The Urbanist’s Guide to Kevin Rudd’s Downfall


The political execution of Prime Minister Kevin Rudd by his own Australian Labor Party colleagues was extraordinary, the first time a prime minister has been denied a second chance to face the voters.

According to the consensus in Australia’s mostly progressive media establishment, Rudd fell victim to his “poor communication skills”, a somewhat Orwellian take since until recently he was hailed as a brilliant communicator. What went wrong?  read more »

The Changing Demographics of America


Estimates of the United states population at the middle of the 21st century vary, from the U.N.’s 404 million to the U.S. Census Bureau’s 422 to 458 million. To develop a snapshot of the nation at 2050, particularly its astonishing diversity and youthfulness, I use the nice round number of 400 million people, or roughly 100 million more than we have today.  read more »

The G-20's New Balance of Power: The Productive Economy Still Matters


As world leaders gather in Canada this weekend, the nations with the most influence won't be the high-tech mavens. Joel Kotkin on why traditional industries still matter in the post-information age.

Are we entering the post-information age?

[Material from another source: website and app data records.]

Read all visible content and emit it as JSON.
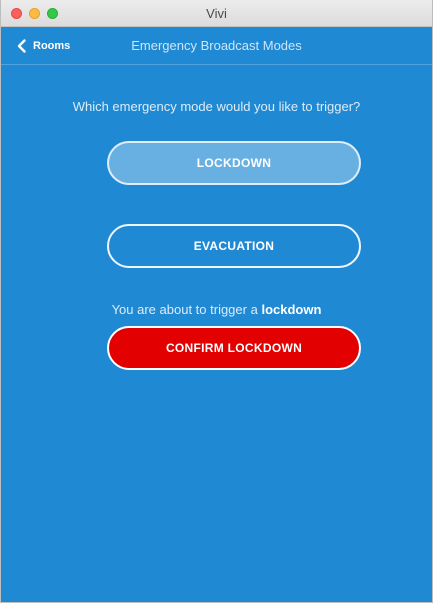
{
  "window": {
    "title": "Vivi",
    "background": "#2089d4"
  },
  "navigation": {
    "back_label": "Rooms",
    "back_icon": "chevron-left-icon",
    "title": "Emergency Broadcast Modes"
  },
  "content": {
    "question": "Which emergency mode would you like to trigger?",
    "modes": [
      {
        "label": "LOCKDOWN",
        "selected": true
      },
      {
        "label": "EVACUATION",
        "selected": false
      }
    ],
    "trigger_prefix": "You are about to trigger a",
    "trigger_mode": "lockdown",
    "confirm_label": "CONFIRM LOCKDOWN"
  },
  "colors": {
    "accent_blue": "#2089d4",
    "confirm_red": "#e20000",
    "text_white": "#ffffff"
  }
}
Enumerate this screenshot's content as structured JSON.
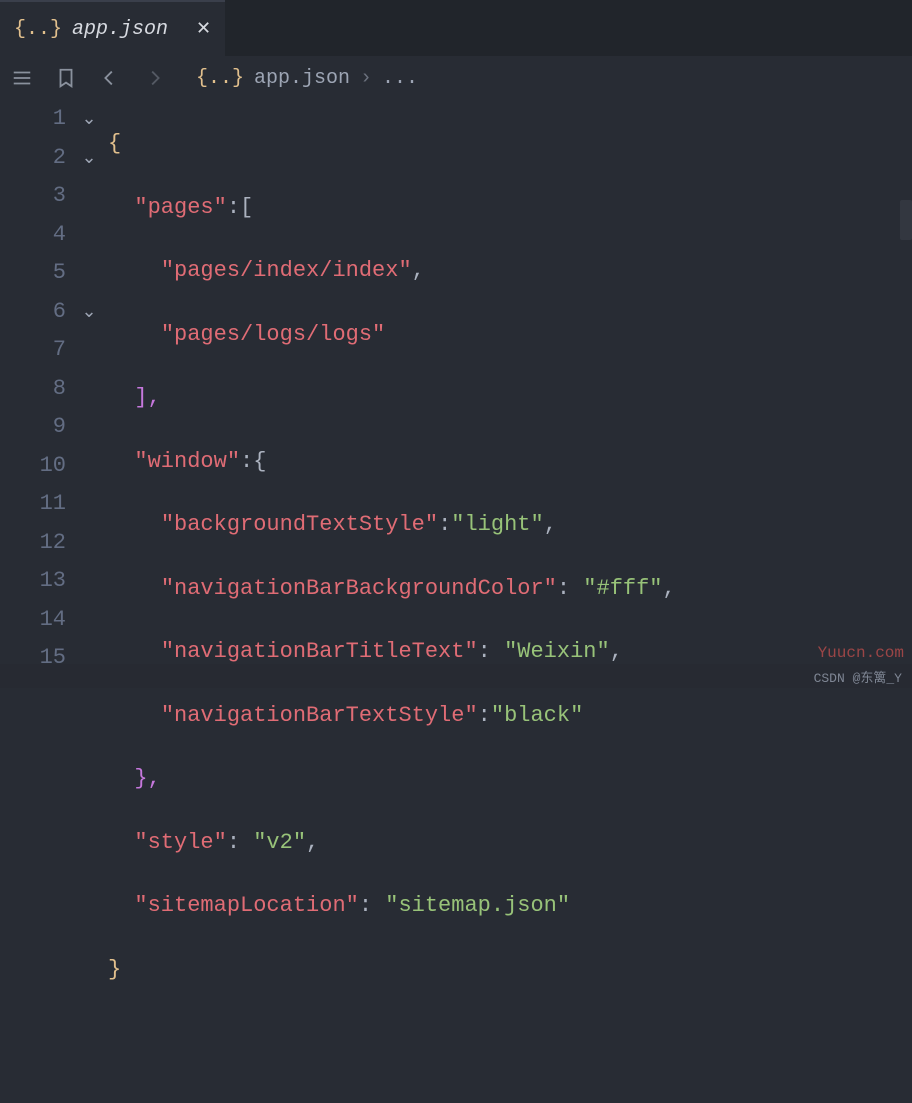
{
  "tab": {
    "filename": "app.json",
    "icon": "json-file-icon"
  },
  "breadcrumb": {
    "filename": "app.json",
    "more": "..."
  },
  "gutter": {
    "lines": [
      "1",
      "2",
      "3",
      "4",
      "5",
      "6",
      "7",
      "8",
      "9",
      "10",
      "11",
      "12",
      "13",
      "14",
      "15"
    ]
  },
  "folds": {
    "1": "v",
    "2": "v",
    "6": "v"
  },
  "code": {
    "l1_brace": "{",
    "l2_key": "\"pages\"",
    "l2_colon_bracket": ":[",
    "l3_val": "\"pages/index/index\"",
    "l3_comma": ",",
    "l4_val": "\"pages/logs/logs\"",
    "l5_close": "],",
    "l6_key": "\"window\"",
    "l6_colon_brace": ":{",
    "l7_key": "\"backgroundTextStyle\"",
    "l7_colon": ":",
    "l7_val": "\"light\"",
    "l7_comma": ",",
    "l8_key": "\"navigationBarBackgroundColor\"",
    "l8_colon": ": ",
    "l8_val": "\"#fff\"",
    "l8_comma": ",",
    "l9_key": "\"navigationBarTitleText\"",
    "l9_colon": ": ",
    "l9_val": "\"Weixin\"",
    "l9_comma": ",",
    "l10_key": "\"navigationBarTextStyle\"",
    "l10_colon": ":",
    "l10_val": "\"black\"",
    "l11_close": "},",
    "l12_key": "\"style\"",
    "l12_colon": ": ",
    "l12_val": "\"v2\"",
    "l12_comma": ",",
    "l13_key": "\"sitemapLocation\"",
    "l13_colon": ": ",
    "l13_val": "\"sitemap.json\"",
    "l14_brace": "}"
  },
  "watermark": "Yuucn.com",
  "status": "CSDN @东篱_Y"
}
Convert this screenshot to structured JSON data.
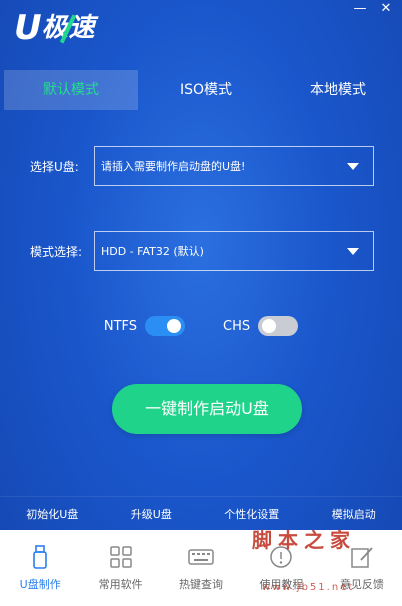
{
  "window": {
    "minimize": "—",
    "close": "✕"
  },
  "logo": {
    "u": "U",
    "text": "极速"
  },
  "tabs": [
    {
      "label": "默认模式"
    },
    {
      "label": "ISO模式"
    },
    {
      "label": "本地模式"
    }
  ],
  "usb_select": {
    "label": "选择U盘:",
    "value": "请插入需要制作启动盘的U盘!"
  },
  "mode_select": {
    "label": "模式选择:",
    "value": "HDD - FAT32 (默认)"
  },
  "toggles": {
    "ntfs": {
      "label": "NTFS",
      "state": "on"
    },
    "chs": {
      "label": "CHS",
      "state": "off"
    }
  },
  "make_button": "一键制作启动U盘",
  "links": [
    "初始化U盘",
    "升级U盘",
    "个性化设置",
    "模拟启动"
  ],
  "nav": [
    {
      "label": "U盘制作",
      "icon": "usb-drive-icon"
    },
    {
      "label": "常用软件",
      "icon": "apps-grid-icon"
    },
    {
      "label": "热键查询",
      "icon": "keyboard-icon"
    },
    {
      "label": "使用教程",
      "icon": "book-icon"
    },
    {
      "label": "意见反馈",
      "icon": "edit-icon"
    }
  ],
  "watermark": {
    "main": "脚本之家",
    "sub": "www.jb51.net"
  },
  "colors": {
    "accent": "#1fd48a",
    "background": "#1a56c8",
    "switch_on": "#2a8ef5",
    "nav_active": "#2a7ff0"
  }
}
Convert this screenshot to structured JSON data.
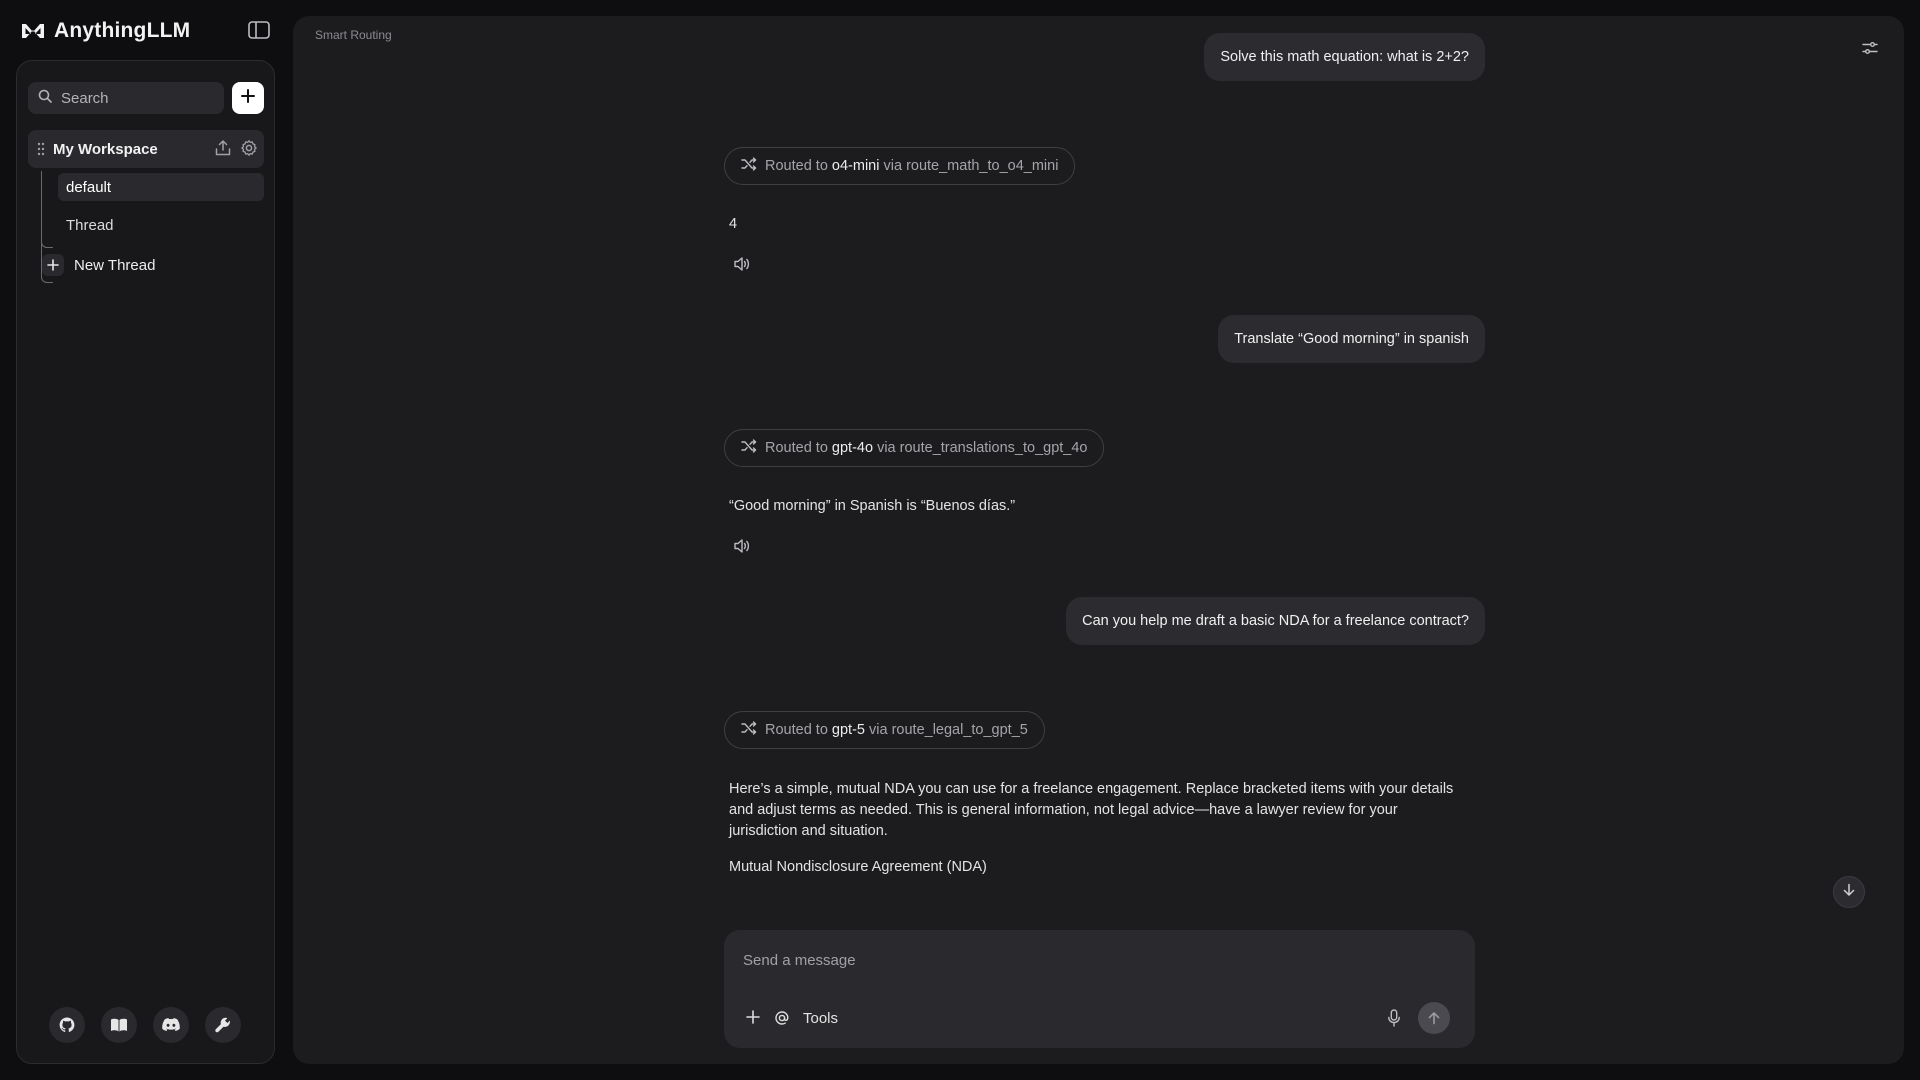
{
  "app": {
    "name": "AnythingLLM"
  },
  "sidebar": {
    "search_placeholder": "Search",
    "workspace": {
      "name": "My Workspace"
    },
    "threads": [
      {
        "label": "default",
        "active": true
      },
      {
        "label": "Thread",
        "active": false
      }
    ],
    "new_thread_label": "New Thread",
    "footer_icons": [
      "github-icon",
      "docs-book-icon",
      "discord-icon",
      "wrench-icon"
    ]
  },
  "main": {
    "title": "Smart Routing",
    "messages": [
      {
        "user": "Solve this math equation: what is 2+2?",
        "route": {
          "prefix": "Routed to",
          "model": "o4-mini",
          "via": "via route_math_to_o4_mini"
        },
        "reply": "4"
      },
      {
        "user": "Translate “Good morning” in spanish",
        "route": {
          "prefix": "Routed to",
          "model": "gpt-4o",
          "via": "via route_translations_to_gpt_4o"
        },
        "reply": "“Good morning” in Spanish is “Buenos días.”"
      },
      {
        "user": "Can you help me draft a basic NDA for a freelance contract?",
        "route": {
          "prefix": "Routed to",
          "model": "gpt-5",
          "via": "via route_legal_to_gpt_5"
        },
        "reply_paragraphs": [
          "Here’s a simple, mutual NDA you can use for a freelance engagement. Replace bracketed items with your details and adjust terms as needed. This is general information, not legal advice—have a lawyer review for your jurisdiction and situation.",
          "Mutual Nondisclosure Agreement (NDA)"
        ]
      }
    ]
  },
  "composer": {
    "placeholder": "Send a message",
    "tools_label": "Tools"
  },
  "colors": {
    "background": "#0e0e10",
    "sidebar": "#18181b",
    "panel": "#1c1c1f",
    "bubble": "#2c2c30",
    "text": "#e4e4e4",
    "muted": "#a4a4aa"
  }
}
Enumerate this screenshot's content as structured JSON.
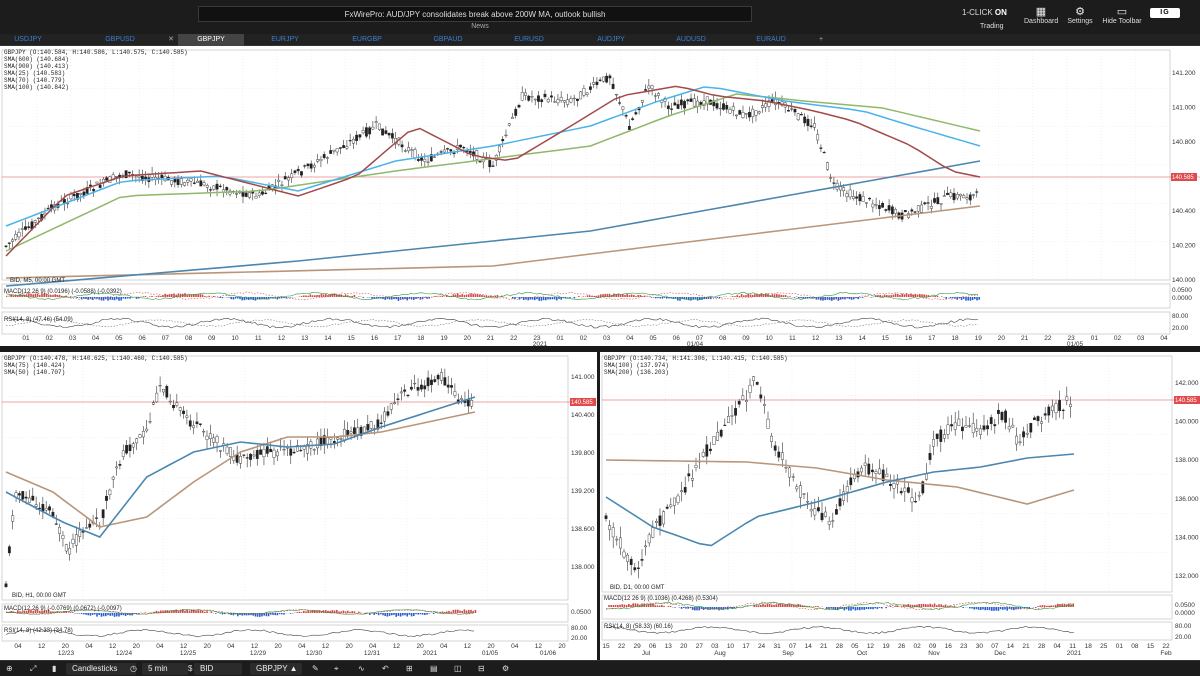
{
  "topbar": {
    "news_text": "FxWirePro: AUD/JPY consolidates break above 200W MA, outlook bullish",
    "news_label": "News",
    "one_click_prefix": "1-CLICK",
    "one_click_state": "ON",
    "trading_label": "Trading",
    "dashboard_label": "Dashboard",
    "settings_label": "Settings",
    "hide_toolbar_label": "Hide Toolbar",
    "logo_text": "IG"
  },
  "tabs": [
    {
      "label": "USDJPY"
    },
    {
      "label": "GBPUSD"
    },
    {
      "label": "GBPJPY",
      "active": true
    },
    {
      "label": "EURJPY"
    },
    {
      "label": "EURGBP"
    },
    {
      "label": "GBPAUD"
    },
    {
      "label": "EURUSD"
    },
    {
      "label": "AUDJPY"
    },
    {
      "label": "AUDUSD"
    },
    {
      "label": "EURAUD"
    }
  ],
  "pane_top": {
    "legend": [
      "GBPJPY (O:140.584, H:140.586, L:140.575, C:140.585)",
      "SMA(600) (140.684)",
      "SMA(900) (140.413)",
      "SMA(25) (140.583)",
      "SMA(70) (140.779)",
      "SMA(100) (140.842)"
    ],
    "bid_label": "BID, M5, 00:00 GMT",
    "macd_label": "MACD(12 26 9) (0.0196) (-0.0588) (-0.0392)",
    "rsi_label": "RSI(14, 8) (47.46) (54.09)",
    "price_ticks": [
      "141.200",
      "141.000",
      "140.800",
      "140.600",
      "140.400",
      "140.200",
      "140.000"
    ],
    "current_price": "140.585",
    "macd_ticks": [
      "0.0500",
      "0.0000"
    ],
    "rsi_ticks": [
      "80.00",
      "20.00"
    ],
    "time_ticks": [
      "01",
      "02",
      "03",
      "04",
      "05",
      "06",
      "07",
      "08",
      "09",
      "10",
      "11",
      "12",
      "13",
      "14",
      "15",
      "16",
      "17",
      "18",
      "19",
      "20",
      "21",
      "22",
      "23",
      "01",
      "02",
      "03",
      "04",
      "05",
      "06",
      "07",
      "08",
      "09",
      "10",
      "11",
      "12",
      "13",
      "14",
      "15",
      "16",
      "17",
      "18",
      "19",
      "20",
      "21",
      "22",
      "23",
      "01",
      "02",
      "03",
      "04"
    ],
    "date_labels": [
      "2021",
      "01/04",
      "01/05"
    ]
  },
  "pane_left": {
    "legend": [
      "GBPJPY (O:140.478, H:140.625, L:140.460, C:140.585)",
      "SMA(75) (140.424)",
      "SMA(50) (140.707)"
    ],
    "bid_label": "BID, H1, 00:00 GMT",
    "macd_label": "MACD(12 26 9) (-0.0769) (0.0672) (-0.0097)",
    "rsi_label": "RSI(14, 8) (42.33) (34.78)",
    "price_ticks": [
      "141.000",
      "140.400",
      "139.800",
      "139.200",
      "138.600",
      "138.000"
    ],
    "current_price": "140.585",
    "macd_ticks": [
      "0.0500"
    ],
    "rsi_ticks": [
      "80.00",
      "20.00"
    ],
    "time_ticks": [
      "04",
      "12",
      "20",
      "04",
      "12",
      "20",
      "04",
      "12",
      "20",
      "04",
      "12",
      "20",
      "04",
      "12",
      "20",
      "04",
      "12",
      "20",
      "04",
      "12",
      "20",
      "04",
      "12",
      "20"
    ],
    "date_labels": [
      "12/23",
      "12/24",
      "12/25",
      "12/29",
      "12/30",
      "12/31",
      "2021",
      "01/05",
      "01/06"
    ]
  },
  "pane_right": {
    "legend": [
      "GBPJPY (O:140.734, H:141.306, L:140.415, C:140.585)",
      "SMA(100) (137.974)",
      "SMA(200) (136.203)"
    ],
    "bid_label": "BID, D1, 00:00 GMT",
    "macd_label": "MACD(12 26 9) (0.1036) (0.4268) (0.5304)",
    "rsi_label": "RSI(14, 8) (58.33) (60.16)",
    "price_ticks": [
      "142.000",
      "140.000",
      "138.000",
      "136.000",
      "134.000",
      "132.000"
    ],
    "current_price": "140.585",
    "macd_ticks": [
      "0.0500",
      "0.0000"
    ],
    "rsi_ticks": [
      "80.00",
      "20.00"
    ],
    "time_ticks": [
      "15",
      "22",
      "29",
      "06",
      "13",
      "20",
      "27",
      "03",
      "10",
      "17",
      "24",
      "31",
      "07",
      "14",
      "21",
      "28",
      "05",
      "12",
      "19",
      "26",
      "02",
      "09",
      "16",
      "23",
      "30",
      "07",
      "14",
      "21",
      "28",
      "04",
      "11",
      "18",
      "25",
      "01",
      "08",
      "15",
      "22"
    ],
    "date_labels": [
      "Jul",
      "Aug",
      "Sep",
      "Oct",
      "Nov",
      "Dec",
      "2021",
      "Feb"
    ]
  },
  "bottombar": {
    "chart_type": "Candlesticks",
    "interval": "5 min",
    "price_type": "BID",
    "instrument": "GBPJPY"
  },
  "colors": {
    "candle": "#333333",
    "sma_red": "#a24a4a",
    "sma_green": "#8fb86a",
    "sma_cyan": "#4ab3ea",
    "sma_blue": "#4a86b0",
    "sma_tan": "#b9967a",
    "price_line": "#e04a4a"
  }
}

For much of the last quarter century, conventional wisdom from some of the best minds of our times, like Daniel Bell, Alvin Toffler and Taichi Sakaiya—in both East and West—predicted that power would shift to those countries that dominate the so-called information age. At the time, this was the right call, but it may increasingly be, if you will, old news. Although there’s no question that iPhones and 3-D movies are nifty—and hedge funds generators of massive wealth for investors and operators—we now may actually be entering what might be called the post-information age.  read more »

G-20 Summit: There is No One Size Fits All


There is one thing you need to remember as you listen to the debate about economic and fiscal policy at the G-20 Summit this weekend in Toronto: There is No One-Size-Fits All. There is not even a “One-Size-Fits Twenty.”

Back in 2001, I summarized the few things about finance and economics that most scholars agree will support a growing economy and healthy capital markets:  read more »

Despite Transit's 2008 Peak, Longer Term Market Trend is Down: A 25 Year Report on Transit Ridership


In 2008, US transit posted its highest ridership since 1950, a development widely noted and celebrated in the media. Ridership had been increasing for about a decade, however, 2008 coincided with the highest gasoline prices in history, which gave transit a boost.  read more »

Immigrant Entrepreneurs Can Turbocharge Cleveland’s Flagging Economy


In seeking to lure a Chinese lightbulb-maker to town, Cleveland leaders revealed both a vision and a blind spot.

Cleveland Mayor Frank Jackson and his team should be given credit for recognizing the tremendous opportunity in attracting foreign direct investment, or “FDI,” and the new jobs that it provides.  read more »

Millennial Surprise


The boomer's long domination of American politics, culture and economics will one day come to an end. A new generation--the so-called millennials--will be shaping the outlines of our society, but the shape of their coming reign could prove more complex than many have imagined.

Conventional wisdom, particularly among boomer "progressives," paints millennials--those born after 1983--as the instruments for fulfilling the promise of the 1960s cultural revolt. In 2008 the left-leaning Center for American Progress dubbed them "The Progressive Generation."  read more »

Is Pennsylvania History?

Pennsylvania - 155th LittleRoundTop3085077011_7c3902273f.jpg

On a recent whirlwind through Pennsylvania, I thought of James Carville, who popularized the notion that “It's Philadelphia on one side, Pittsburgh on the other, and Alabama in the middle.” It’s a clever line, but between the Ohio and Delaware rivers he is missing a great American tapestry: the wreck of the Penn-Central, United flight 93’s final frantic moments, the social history of the Johnstown flood, and whether a state of steel and coal is past or present.  read more »

China’s Urban Challenge: Balancing Sustainable Economic Growth and Soaring Property Prices


Today, Beijing seeks to balance strong economic growth and soaring prices amidst a severe global crisis and debt turmoil in advanced economies. The challenge is colossal – to provide urban space for more than 600 million people in the coming decades.

For months, the famous hedge fund wizard, James Chanos, has been predicting a severe Chinese property slump. As he puts it, “Dubai times 1,000 – or worse,” with the “potential to be a similar watershed event for world markets as the reversal of the U.S. subprime and housing boom.”  read more »

Planning’s Cultural Cringe?


First it was Portland, Oregon, touted as a poster child for urban planning in Australia. Now, Vancouver, Canada, is the comparison, and are we seeing another incarnation of Australia’s infamous cultural cringe?

Advocates of higher density and the “brawl against sprawl” in Australia frequently cite overseas cities as model case studies. Portland, Oregon, was for a long time cited as a good example of pro-density housing strategies which sought to limit ‘sprawl’, to promote public transport by investing in things like light rail, and to promote cycling and a range of other planning ‘solutions’ that would sound remarkably familiar in Australia.  read more »